Today’s moon landing artifact is a hand-knitted sweater (H 63071). This bright blue sweater is ribbed at the waist, neck, and cuffs. The body of the sweater is purled with an image of a white rocket and yellow moon and stars on the chest. The words “Apollo 11” and “USA” have been sewn onto the rocket in grey yarn.
Guinness World Record Holder Gwen Matthewman of Featherstone, Yorkshire, England, knitted this sweater in July 1969, for Neil Armstrong. Her own original design, Matthewman produced this rocket sweater from 40 ounces of wool in six hours. Read more about her and the creation of this sweater in the August 13, 1969, edition of The Australian Women’s Weekly here.
Matthewman sent the sweater to NASA at the Manned Spacecraft Center in Houston, TX (now the Lyndon B. Johnson Space Center). Dr. Robert Gilruth, Director of the Manned Spacecraft Center, forwarded the sweater on to Janet Armstrong to give to her husband, Neil. NASA officials thanked Matthewman for her gift and promised that Armstrong would wear the rocket sweater for pictures.
Strangely enough, this is not the only sweater in the Ohio History Connection created to commemorate the moon landing. H 63214 is a white child’s sweater knitted with Armstrong’s famous words, “One small step for a man, one giant leap for mankind.” The creation of these sweaters indicates the cultural extent the moon landing had on the public internationally.

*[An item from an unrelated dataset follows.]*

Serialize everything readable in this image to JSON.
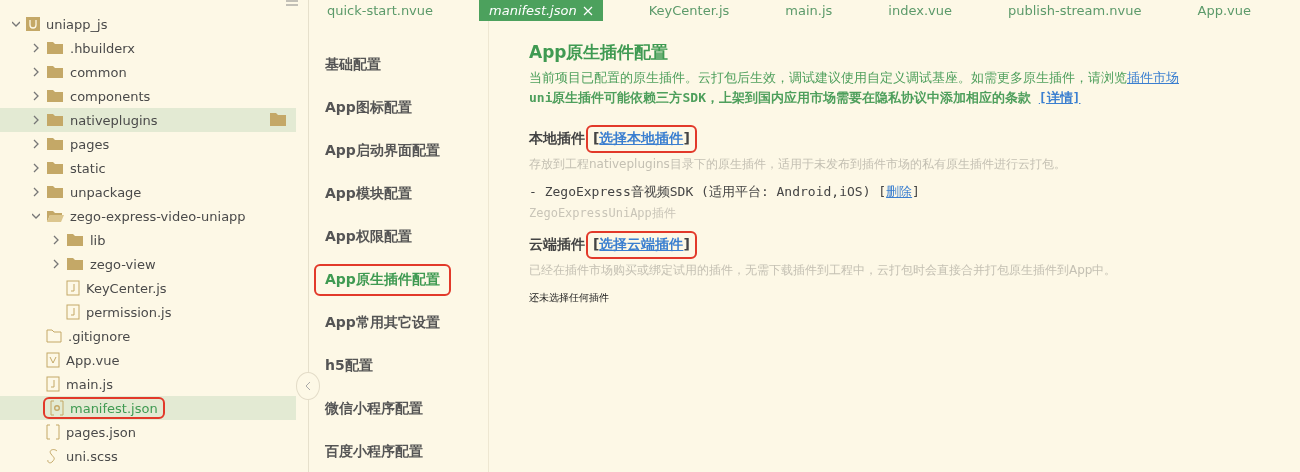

Check back next week for the fifth moon landing artifact as we get closer to the 45th Anniversary of the First Moon Landing, happening on July 20th.
Caitlin Smith, History Collections Intern